[Web page and app entries]
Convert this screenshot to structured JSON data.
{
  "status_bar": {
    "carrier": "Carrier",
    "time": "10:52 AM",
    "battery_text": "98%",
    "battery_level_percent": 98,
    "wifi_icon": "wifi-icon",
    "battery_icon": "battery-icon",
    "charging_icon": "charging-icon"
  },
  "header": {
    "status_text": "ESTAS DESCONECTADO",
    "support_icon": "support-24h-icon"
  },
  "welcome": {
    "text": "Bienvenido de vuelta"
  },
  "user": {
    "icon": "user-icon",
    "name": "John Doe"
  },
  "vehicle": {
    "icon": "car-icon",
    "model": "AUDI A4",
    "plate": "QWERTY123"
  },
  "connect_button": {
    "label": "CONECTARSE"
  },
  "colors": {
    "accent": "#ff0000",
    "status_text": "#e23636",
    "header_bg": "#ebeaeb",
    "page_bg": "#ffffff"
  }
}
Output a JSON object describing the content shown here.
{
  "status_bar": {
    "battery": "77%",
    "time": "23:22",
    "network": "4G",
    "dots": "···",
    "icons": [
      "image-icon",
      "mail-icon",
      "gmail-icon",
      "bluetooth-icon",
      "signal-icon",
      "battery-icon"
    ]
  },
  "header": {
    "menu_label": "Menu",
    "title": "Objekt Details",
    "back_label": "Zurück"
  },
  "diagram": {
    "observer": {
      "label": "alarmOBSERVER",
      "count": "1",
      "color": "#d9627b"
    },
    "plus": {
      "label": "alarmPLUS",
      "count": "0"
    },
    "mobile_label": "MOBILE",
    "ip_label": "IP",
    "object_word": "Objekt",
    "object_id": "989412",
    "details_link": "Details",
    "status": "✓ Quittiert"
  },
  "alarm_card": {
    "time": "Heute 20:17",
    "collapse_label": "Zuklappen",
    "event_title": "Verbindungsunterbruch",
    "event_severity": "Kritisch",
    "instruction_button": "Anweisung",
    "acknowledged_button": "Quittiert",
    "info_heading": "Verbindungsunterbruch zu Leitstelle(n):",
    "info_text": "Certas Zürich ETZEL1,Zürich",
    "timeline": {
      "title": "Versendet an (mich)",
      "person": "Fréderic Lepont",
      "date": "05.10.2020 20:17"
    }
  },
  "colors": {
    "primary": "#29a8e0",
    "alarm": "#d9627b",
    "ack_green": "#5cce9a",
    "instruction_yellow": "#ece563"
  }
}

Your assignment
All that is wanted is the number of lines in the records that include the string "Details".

Task solution
2